Once they establish requirements, companies can test and compare solutions and decide which one best meets their needs.
Ways to Use and Customize BRM
BRM has varied use cases depending on the company, industry, and other elements of its tech stack.
Here are a few examples of BRM workflows and customizations:
- CRM integration. Integrating with CRM software syncs customer data across sales, marketing, and billing. When customers make a purchase, CRM and BRM systems capture their info in one database for easy access.
- API integration. APIs let companies build web applications on top of their existing billing system. They also help them customize the system with custom fields, reports, invoices, and integrations that fit their unique workflow needs.
- Revenue recognition. Each time customers are billed for their chosen service plan or usage amount, BRM enables revenue recognition automation, adding the money to the general ledger.
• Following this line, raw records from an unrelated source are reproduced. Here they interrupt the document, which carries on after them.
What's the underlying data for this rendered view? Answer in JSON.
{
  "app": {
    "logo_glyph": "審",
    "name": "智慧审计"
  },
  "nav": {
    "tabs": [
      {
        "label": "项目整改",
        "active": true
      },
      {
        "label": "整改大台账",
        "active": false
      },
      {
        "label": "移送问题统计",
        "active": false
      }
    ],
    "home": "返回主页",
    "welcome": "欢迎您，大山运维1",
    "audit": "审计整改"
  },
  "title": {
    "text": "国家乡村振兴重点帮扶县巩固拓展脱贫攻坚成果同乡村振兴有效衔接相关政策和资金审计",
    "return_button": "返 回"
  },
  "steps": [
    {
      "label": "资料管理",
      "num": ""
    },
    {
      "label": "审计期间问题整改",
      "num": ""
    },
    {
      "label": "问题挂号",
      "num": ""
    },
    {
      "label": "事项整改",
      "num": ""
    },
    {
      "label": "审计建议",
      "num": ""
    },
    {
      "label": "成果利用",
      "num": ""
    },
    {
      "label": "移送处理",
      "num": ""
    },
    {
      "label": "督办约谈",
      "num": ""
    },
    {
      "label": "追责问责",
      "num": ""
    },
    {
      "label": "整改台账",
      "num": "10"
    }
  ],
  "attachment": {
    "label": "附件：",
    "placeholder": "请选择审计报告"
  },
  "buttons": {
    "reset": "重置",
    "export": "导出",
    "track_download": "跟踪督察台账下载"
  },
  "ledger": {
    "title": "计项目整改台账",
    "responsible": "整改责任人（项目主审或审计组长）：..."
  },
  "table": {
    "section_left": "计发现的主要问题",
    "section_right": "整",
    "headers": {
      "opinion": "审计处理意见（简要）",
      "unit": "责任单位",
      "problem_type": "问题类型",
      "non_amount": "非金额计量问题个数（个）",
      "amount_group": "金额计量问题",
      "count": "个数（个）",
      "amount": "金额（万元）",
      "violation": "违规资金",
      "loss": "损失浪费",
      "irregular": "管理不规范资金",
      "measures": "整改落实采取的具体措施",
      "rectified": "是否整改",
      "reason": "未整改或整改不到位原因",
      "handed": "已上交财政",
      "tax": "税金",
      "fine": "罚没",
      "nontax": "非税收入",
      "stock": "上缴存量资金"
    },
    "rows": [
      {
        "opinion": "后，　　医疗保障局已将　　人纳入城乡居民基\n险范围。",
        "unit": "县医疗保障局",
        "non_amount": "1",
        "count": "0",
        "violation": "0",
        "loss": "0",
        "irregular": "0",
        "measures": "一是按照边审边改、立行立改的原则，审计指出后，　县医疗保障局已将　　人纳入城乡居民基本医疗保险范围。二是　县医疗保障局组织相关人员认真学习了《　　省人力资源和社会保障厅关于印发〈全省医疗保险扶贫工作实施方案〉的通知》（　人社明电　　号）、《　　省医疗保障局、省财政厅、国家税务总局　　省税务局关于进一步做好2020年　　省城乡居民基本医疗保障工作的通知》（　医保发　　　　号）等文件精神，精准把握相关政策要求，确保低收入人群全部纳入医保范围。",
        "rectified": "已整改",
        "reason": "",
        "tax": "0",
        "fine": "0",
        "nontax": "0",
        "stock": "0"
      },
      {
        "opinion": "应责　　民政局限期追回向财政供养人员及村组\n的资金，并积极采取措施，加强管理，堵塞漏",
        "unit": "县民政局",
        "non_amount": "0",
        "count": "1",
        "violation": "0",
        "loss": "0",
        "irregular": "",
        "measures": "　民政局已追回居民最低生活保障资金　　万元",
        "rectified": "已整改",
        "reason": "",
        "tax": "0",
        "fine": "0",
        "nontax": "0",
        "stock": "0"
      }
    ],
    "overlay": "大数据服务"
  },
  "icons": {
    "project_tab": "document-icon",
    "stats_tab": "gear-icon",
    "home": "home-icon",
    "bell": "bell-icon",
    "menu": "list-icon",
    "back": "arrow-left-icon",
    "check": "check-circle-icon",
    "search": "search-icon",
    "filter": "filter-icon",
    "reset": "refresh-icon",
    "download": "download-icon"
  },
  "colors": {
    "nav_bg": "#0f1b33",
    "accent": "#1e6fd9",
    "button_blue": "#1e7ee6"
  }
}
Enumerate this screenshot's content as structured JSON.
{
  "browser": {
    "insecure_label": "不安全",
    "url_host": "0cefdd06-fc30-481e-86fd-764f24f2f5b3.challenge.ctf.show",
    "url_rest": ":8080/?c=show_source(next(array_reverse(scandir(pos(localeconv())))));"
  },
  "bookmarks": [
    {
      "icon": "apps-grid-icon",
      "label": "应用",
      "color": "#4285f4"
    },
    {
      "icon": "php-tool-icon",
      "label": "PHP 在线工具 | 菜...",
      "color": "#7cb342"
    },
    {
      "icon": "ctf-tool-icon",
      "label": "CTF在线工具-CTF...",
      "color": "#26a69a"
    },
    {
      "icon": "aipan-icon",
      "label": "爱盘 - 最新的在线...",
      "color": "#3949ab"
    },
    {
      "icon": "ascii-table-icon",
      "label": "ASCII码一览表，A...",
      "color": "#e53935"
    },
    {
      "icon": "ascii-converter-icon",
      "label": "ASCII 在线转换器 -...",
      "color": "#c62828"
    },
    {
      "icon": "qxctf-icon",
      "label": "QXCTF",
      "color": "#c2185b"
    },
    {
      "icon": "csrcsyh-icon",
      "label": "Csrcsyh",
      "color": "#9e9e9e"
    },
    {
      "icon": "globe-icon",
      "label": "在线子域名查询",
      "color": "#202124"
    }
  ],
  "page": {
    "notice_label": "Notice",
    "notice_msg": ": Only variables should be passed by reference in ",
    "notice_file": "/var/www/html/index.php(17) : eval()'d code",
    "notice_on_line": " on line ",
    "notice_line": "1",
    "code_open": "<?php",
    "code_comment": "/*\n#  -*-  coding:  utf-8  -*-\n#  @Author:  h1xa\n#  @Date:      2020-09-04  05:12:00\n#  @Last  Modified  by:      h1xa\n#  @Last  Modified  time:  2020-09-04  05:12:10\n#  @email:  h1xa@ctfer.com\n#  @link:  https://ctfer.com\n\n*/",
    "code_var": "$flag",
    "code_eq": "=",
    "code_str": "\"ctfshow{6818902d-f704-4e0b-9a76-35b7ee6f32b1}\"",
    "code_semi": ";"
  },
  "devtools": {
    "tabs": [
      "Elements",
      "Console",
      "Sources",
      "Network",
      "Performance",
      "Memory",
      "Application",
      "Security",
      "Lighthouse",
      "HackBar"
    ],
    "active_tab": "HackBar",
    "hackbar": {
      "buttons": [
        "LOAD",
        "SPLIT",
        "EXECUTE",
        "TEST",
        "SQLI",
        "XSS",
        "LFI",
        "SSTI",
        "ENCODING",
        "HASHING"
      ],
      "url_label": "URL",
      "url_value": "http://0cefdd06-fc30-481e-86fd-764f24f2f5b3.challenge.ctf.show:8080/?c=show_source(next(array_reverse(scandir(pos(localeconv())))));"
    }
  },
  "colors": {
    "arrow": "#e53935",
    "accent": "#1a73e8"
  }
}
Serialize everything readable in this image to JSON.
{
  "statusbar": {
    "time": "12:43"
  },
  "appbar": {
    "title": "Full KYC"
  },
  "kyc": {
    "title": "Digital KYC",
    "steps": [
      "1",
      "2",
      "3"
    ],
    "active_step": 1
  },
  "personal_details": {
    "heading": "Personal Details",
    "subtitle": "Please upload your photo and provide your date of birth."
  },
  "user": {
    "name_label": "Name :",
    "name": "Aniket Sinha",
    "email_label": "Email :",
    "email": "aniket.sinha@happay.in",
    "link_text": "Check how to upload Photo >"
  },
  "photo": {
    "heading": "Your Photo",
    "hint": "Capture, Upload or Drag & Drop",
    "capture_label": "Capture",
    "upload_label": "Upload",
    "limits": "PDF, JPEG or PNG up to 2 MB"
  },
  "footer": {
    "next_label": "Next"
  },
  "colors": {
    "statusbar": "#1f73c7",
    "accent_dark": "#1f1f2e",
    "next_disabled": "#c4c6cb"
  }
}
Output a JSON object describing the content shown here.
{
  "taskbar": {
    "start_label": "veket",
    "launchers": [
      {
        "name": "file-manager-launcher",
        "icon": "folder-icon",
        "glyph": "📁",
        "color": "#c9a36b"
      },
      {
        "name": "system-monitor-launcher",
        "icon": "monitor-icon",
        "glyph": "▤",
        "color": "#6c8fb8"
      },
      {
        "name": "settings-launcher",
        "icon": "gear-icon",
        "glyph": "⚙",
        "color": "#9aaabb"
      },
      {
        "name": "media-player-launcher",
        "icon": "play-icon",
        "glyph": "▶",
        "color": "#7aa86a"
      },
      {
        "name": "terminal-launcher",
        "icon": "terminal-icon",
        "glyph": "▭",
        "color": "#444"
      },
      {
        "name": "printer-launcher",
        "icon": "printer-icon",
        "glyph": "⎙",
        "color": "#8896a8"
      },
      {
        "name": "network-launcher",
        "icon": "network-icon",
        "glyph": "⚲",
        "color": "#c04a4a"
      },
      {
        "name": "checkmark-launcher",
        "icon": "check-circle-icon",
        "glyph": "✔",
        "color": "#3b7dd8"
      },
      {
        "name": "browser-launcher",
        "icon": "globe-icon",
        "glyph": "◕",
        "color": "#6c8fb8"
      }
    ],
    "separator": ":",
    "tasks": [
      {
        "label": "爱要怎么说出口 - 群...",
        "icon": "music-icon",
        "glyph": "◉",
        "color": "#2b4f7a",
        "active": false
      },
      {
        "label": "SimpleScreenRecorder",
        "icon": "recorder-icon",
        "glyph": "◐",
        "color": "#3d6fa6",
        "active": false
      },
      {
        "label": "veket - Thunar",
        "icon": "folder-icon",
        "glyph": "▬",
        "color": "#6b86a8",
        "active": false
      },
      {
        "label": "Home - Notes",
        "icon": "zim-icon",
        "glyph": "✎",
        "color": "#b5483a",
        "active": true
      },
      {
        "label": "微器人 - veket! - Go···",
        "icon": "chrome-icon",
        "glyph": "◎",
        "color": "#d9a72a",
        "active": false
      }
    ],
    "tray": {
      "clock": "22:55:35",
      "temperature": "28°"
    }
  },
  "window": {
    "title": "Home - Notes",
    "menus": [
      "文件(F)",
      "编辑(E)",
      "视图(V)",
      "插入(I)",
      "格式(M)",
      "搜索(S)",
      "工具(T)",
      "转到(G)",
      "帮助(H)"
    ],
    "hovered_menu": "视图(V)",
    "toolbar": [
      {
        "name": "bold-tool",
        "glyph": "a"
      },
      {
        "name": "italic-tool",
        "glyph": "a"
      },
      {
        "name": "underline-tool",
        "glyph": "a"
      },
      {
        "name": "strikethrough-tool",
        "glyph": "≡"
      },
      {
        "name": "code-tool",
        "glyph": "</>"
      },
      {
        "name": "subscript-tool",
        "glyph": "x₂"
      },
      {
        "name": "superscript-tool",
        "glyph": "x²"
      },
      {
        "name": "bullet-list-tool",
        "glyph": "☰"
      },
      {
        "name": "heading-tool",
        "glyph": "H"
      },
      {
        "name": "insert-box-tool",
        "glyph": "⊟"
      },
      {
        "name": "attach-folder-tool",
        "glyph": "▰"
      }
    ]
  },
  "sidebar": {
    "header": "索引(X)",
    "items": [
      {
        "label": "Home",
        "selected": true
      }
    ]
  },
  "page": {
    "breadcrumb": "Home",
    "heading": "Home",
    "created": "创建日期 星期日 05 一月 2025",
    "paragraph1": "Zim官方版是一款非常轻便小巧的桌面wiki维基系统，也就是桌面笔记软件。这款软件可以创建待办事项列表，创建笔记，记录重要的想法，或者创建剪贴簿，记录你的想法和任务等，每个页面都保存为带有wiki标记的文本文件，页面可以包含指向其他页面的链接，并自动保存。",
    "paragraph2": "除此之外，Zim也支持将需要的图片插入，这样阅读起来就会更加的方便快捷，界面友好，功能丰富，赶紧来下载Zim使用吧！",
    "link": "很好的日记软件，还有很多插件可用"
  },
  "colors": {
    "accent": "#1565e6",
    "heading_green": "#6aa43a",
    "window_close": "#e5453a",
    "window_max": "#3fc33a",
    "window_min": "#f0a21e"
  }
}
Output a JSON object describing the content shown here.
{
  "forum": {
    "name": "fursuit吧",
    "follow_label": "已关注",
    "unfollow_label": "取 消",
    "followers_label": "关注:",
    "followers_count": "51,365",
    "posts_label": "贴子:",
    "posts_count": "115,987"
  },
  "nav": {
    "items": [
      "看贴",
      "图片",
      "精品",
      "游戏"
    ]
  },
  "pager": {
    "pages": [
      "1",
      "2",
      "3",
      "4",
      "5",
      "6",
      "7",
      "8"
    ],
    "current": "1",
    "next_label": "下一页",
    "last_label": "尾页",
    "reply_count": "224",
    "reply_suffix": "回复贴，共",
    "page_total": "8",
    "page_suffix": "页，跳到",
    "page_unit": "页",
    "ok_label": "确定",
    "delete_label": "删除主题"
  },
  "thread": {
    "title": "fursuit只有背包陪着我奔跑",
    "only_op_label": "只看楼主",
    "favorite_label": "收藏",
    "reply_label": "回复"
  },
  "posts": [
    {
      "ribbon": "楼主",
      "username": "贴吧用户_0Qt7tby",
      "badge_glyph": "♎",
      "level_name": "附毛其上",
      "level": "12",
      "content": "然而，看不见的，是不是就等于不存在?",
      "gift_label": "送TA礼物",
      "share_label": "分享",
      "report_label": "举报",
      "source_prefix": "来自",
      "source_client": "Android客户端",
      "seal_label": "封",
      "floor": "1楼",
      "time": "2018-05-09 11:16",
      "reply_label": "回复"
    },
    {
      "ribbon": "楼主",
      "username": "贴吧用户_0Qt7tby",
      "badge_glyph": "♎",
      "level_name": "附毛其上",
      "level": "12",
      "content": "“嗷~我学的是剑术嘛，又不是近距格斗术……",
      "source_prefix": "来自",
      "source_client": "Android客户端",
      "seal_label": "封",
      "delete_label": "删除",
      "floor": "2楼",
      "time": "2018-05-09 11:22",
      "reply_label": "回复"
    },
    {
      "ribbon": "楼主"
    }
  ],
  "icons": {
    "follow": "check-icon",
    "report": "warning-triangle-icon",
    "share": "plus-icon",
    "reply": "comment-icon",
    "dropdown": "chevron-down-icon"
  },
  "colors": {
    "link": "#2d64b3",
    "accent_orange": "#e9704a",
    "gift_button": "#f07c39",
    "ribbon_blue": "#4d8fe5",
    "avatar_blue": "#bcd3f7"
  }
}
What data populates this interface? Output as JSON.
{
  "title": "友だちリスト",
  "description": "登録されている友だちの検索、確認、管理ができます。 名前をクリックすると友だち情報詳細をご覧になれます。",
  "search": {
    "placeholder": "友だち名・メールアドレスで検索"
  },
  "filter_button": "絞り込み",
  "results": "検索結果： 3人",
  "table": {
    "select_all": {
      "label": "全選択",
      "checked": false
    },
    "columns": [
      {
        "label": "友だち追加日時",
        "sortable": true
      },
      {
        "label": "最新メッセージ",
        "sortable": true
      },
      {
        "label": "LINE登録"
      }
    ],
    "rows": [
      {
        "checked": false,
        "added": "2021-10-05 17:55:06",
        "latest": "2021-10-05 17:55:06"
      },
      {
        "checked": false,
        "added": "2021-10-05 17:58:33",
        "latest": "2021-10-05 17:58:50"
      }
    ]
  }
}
- Forecasting. BRM systems provide numerous reports that help companies gain insight into customer trends, billing cycles, and pricing strategies. This new level of revenue intelligence makes it easier to create detailed and accurate forecasts.
After choosing the right solution, companies need to set up integration with their existing systems and create an implementation timeline for rolling the system out.
Due to its complexity, most organizations opt for a phased implementation process to ensure total success and companywide adoption.
Once the system is live, companies continue working with their vendor for updates and maintenance to ensure it runs optimally.
People Also Ask
Is billing part of a CRM?
Billing operations are sometimes a part of CRM. Although CRM’s main features are related to customer interaction, some CRM systems offer billing solutions for managing payments and subscription plans.
For example, a CRM system might offer the ability to set up customer billing and automatically generate invoices. Since CRM tracks customer conversations and activities, CRM and billing integration also makes dunning and dispute management processes easier.
What is the objective of BRM?
The main objective of billing and revenue management (BRM) is to simplify invoicing and payment collection processes. BRM software streamlines every step of the revenue lifecycle, from customer onboarding to billing and collections. By automating these tasks, companies can focus on their business goals while improving accuracy, efficiency, and customer experience.
BRM also ensures compliance with applicable regulations by generating financial reports and analyzing customer usage. Essentially, BRM helps businesses maximize revenue, minimize losses, and free their revenue and finance teams to focus on more meaningful initiatives.